This exciting and vital work has remained among the most popular Symphonies in the repertoire since its premiere, but in recent years, new editions of the work have exposed a number of errors in the score that have become part of “performance tradition”, but which we and some other recent performers have stripped away to return to Beethoven’s original thoughts.

Morton Gould Autographed Photo

Morton Gould: Tap Dance Concerto (1952)

Morton Gould (1913–1996) was one of the most interesting personalities of 20th century American music. A child prodigy, his first composition was published at the age of 6. By his teens he was working as a pianist in jazz bands and in vaudeville while attending the School of Music and Art (now Juilliard) in New York City. All this played a part in his becoming  perhaps the first “cross-over” composer, whose works straddled the worlds of popular and jazz music as well as classical idioms. By the 1940’s he was writing music for propaganda films for the war effort and was becoming a well known personality on the radio. He was a fixture as a conductor, arranger, pianist and personality in the early years of television.  He later served as the President of ASCAP, where he promoted many new ideas in the area of intellectual property.

His familiarity with popular music led him to a number of experimental works that integrated various popular idioms into what was apparently a classical framework. The “Tap Dance” Concerto is one such experiment, but was hardly unique. His best known piano piece is called “Boogie Woogie Etude”.

The Tap Dance Concerto uses the dancer’s feet as a type of percussion instrument. The music is notated very specifically as to rhythm, but the choreography and type of tap is left up to the dancer. Therefore every performer who takes up the work looks and sounds different. Nevertheless, it is a true Concerto, in the traditional three movements, fast, slow, fast, with the dancer as the star and the orchestra as a helpful accompanist. Musically, although suggestions of jazz and popular music are embedded in the music, it is definitely written in Gould’s accessible, but clearly modern classical idiom.

Peggy Glanville-Hicks Headshot

Peggy Glanville-Hicks: Sinfonia da Pacifica (1952)

I.  Allegro energico

II.  Recitativo — Lento tranquillo

III.  Allegro giocoso.

Peggy Glanville-Hicks (1912–1990) was an Australian composer and music critic who led an amazing and adventurous life and whose music straddled a number of styles. She was largely trained in England, and her most important teachers were Vaughan Williams and Egon Wellesz. In fact, she claimed that the opening theme of Vaughan Williams Fourth Symphony was taken from a work she had written while studying with him. After leaving school she married a couple of gay men and spent a lot of time in Africa with the writer and composer Paul Bowles to whom she remained close for the remainder of her life. She then moved to the United States, taking American citizenship and becoming a music critic.  However after eight years she moved to Greece where she lived for twenty years and wrote  two of her best known works, the opera  Nauciscaa and the Etruscan Concerto for Piano and Orchestra, both deeply influenced by the small remaining evidence we have of the music of ancient Greece. She returned to Australia in 1979, where she died in 1990.

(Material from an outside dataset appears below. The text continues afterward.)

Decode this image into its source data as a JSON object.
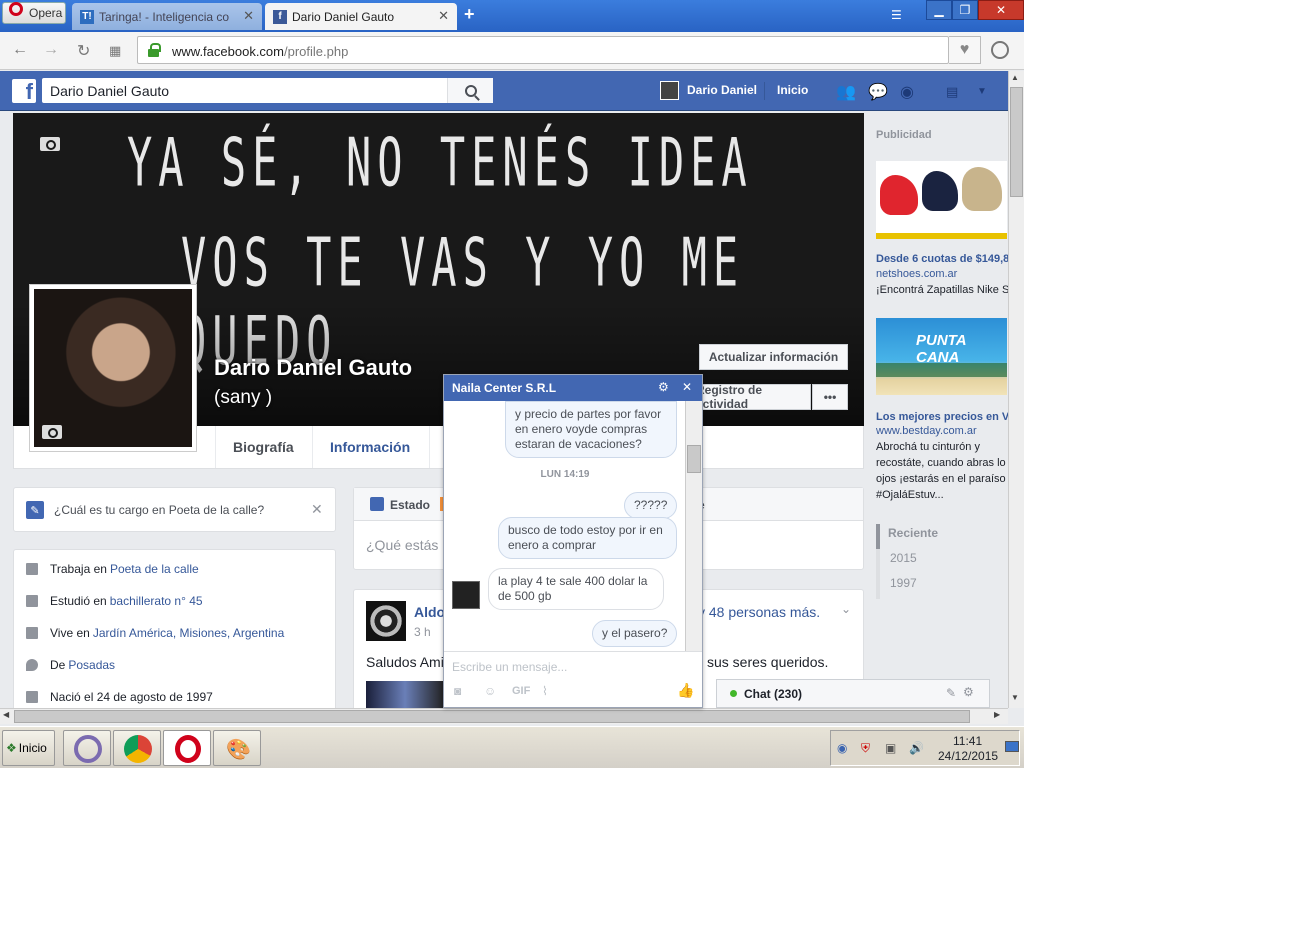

Her music was deeply influenced by her travels, by her innate curiosity about the places and people where she lived and by her own remarkable and highly individual sense of instrumental color.  In the Sinfonia da Pacifica, she created a riot of sound based on the drum rhythms of Oceanic music, but with a suggestion of the melodic style that she developed more fully in her “Greek” music. Despite the references to other sources, the style of the music remains utterly unique, unlike the music of any other composer of any time or place.